The majority of wildfires are caused by humans. Causes include arson, recreational fires that get out of control, negligently discarded cigarettes and debris burning. Natural causes like lightning can also cause a wildfire.
If your home is in an area prone to wildfires, you can mitigate your risk. Have an evacuation plan and maintain a defensible area that is free of anything that will burn, such as wood piles, dried leaves, newspapers and other brush.
Even if your home is not in the vicinity of a wildfire, the smoke and ash produced by wildfires can create air quality issues for hundreds of miles. Pay attention to local air quality reports following a wildfire in your area.
Wildfires are unpredictable and impossible to forecast so preparation is especially important. Visit www.adem.arkansas.gov/wildfires for information on wildfire preparedness.

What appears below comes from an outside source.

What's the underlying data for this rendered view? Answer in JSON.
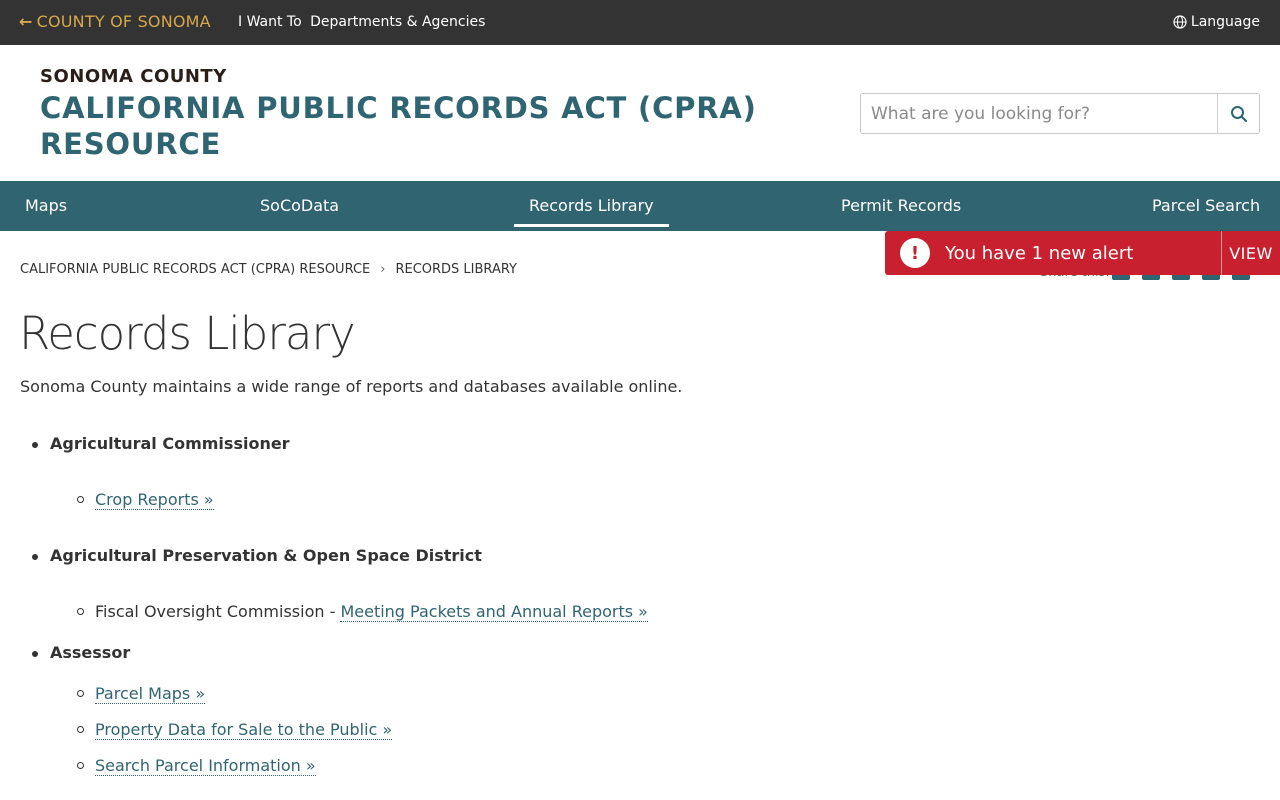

While winters are mostly mild in Pulaski and Lonoke counties, the area is no stranger to snow and ice. Monthly snowfall averages about 2 inches December through February. Add wind chill to that equation, and you’ll want to be prepared for the winter chills.
Prepare for winter storms by assembling a disaster supply kit for your home and vehicle. Have your car winterized before the winter storm season arrives. Listen to weather forecasts and plan ahead.
When winter storms and blizzards hit, dangers include strong winds, blinding snow and frigid wind chills. Avoid unnecessary travel during storm watches and warnings and stay indoors.
Winter storms can also cause power outages. During a power outage, gather in a central room with an alternative heat source. Use fireplaces, wood stoves and other heaters only if they are properly vented to the outside. Never use an electric generator or a gas or charcoal grill indoors. The fumes are deadly. If you use a space heater, keep the heater away from any object that may catch fire (drapes, furniture or bedding) and never leave it unattended. Avoid letting pipes freeze and rupture by leaving faucets slightly open so they drip continuously.
For more information on winter preparedness and winterizing your home and vehicles, visit www.adem.arkansas.gov/winter-storms-and-extreme-cold.